Your goal:
Images are to be omitted, and the rest of the records reproduced exactly.

· · ·

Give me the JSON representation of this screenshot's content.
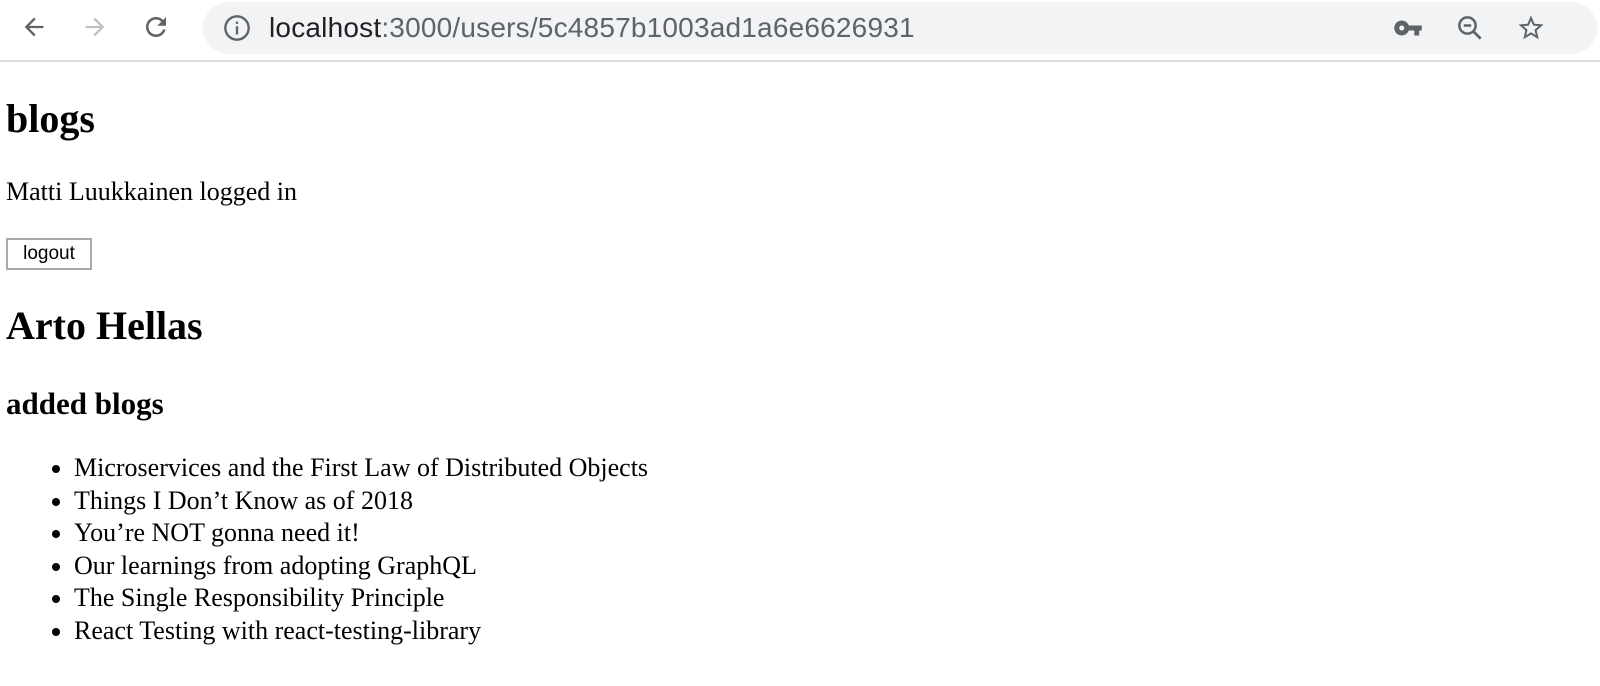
{
  "browser": {
    "url_host": "localhost",
    "url_rest": ":3000/users/5c4857b1003ad1a6e6626931"
  },
  "page": {
    "title": "blogs",
    "logged_in_text": "Matti Luukkainen logged in",
    "logout_label": "logout",
    "user_name": "Arto Hellas",
    "added_blogs_heading": "added blogs",
    "blogs": [
      "Microservices and the First Law of Distributed Objects",
      "Things I Don’t Know as of 2018",
      "You’re NOT gonna need it!",
      "Our learnings from adopting GraphQL",
      "The Single Responsibility Principle",
      "React Testing with react-testing-library"
    ]
  },
  "icons": {
    "back": "arrow-left-icon",
    "forward": "arrow-right-icon",
    "reload": "reload-icon",
    "info": "info-icon",
    "key": "key-icon",
    "zoom": "zoom-out-icon",
    "bookmark": "star-icon"
  },
  "colors": {
    "toolbar_bg": "#ffffff",
    "omnibox_bg": "#f1f3f4",
    "icon_dark": "#5f6368",
    "icon_disabled": "#bdc1c6",
    "url_host": "#202124",
    "url_rest": "#5f6368"
  }
}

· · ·

Exercise output:
Give me the JSON representation of this screenshot's content.
{
  "browser": {
    "url_host": "localhost",
    "url_rest": ":3000/users/5c4857b1003ad1a6e6626931"
  },
  "page": {
    "title": "blogs",
    "logged_in_text": "Matti Luukkainen logged in",
    "logout_label": "logout",
    "user_name": "Arto Hellas",
    "added_blogs_heading": "added blogs",
    "blogs": [
      "Microservices and the First Law of Distributed Objects",
      "Things I Don’t Know as of 2018",
      "You’re NOT gonna need it!",
      "Our learnings from adopting GraphQL",
      "The Single Responsibility Principle",
      "React Testing with react-testing-library"
    ]
  },
  "icons": {
    "back": "arrow-left-icon",
    "forward": "arrow-right-icon",
    "reload": "reload-icon",
    "info": "info-icon",
    "key": "key-icon",
    "zoom": "zoom-out-icon",
    "bookmark": "star-icon"
  },
  "colors": {
    "toolbar_bg": "#ffffff",
    "omnibox_bg": "#f1f3f4",
    "icon_dark": "#5f6368",
    "icon_disabled": "#bdc1c6",
    "url_host": "#202124",
    "url_rest": "#5f6368"
  }
}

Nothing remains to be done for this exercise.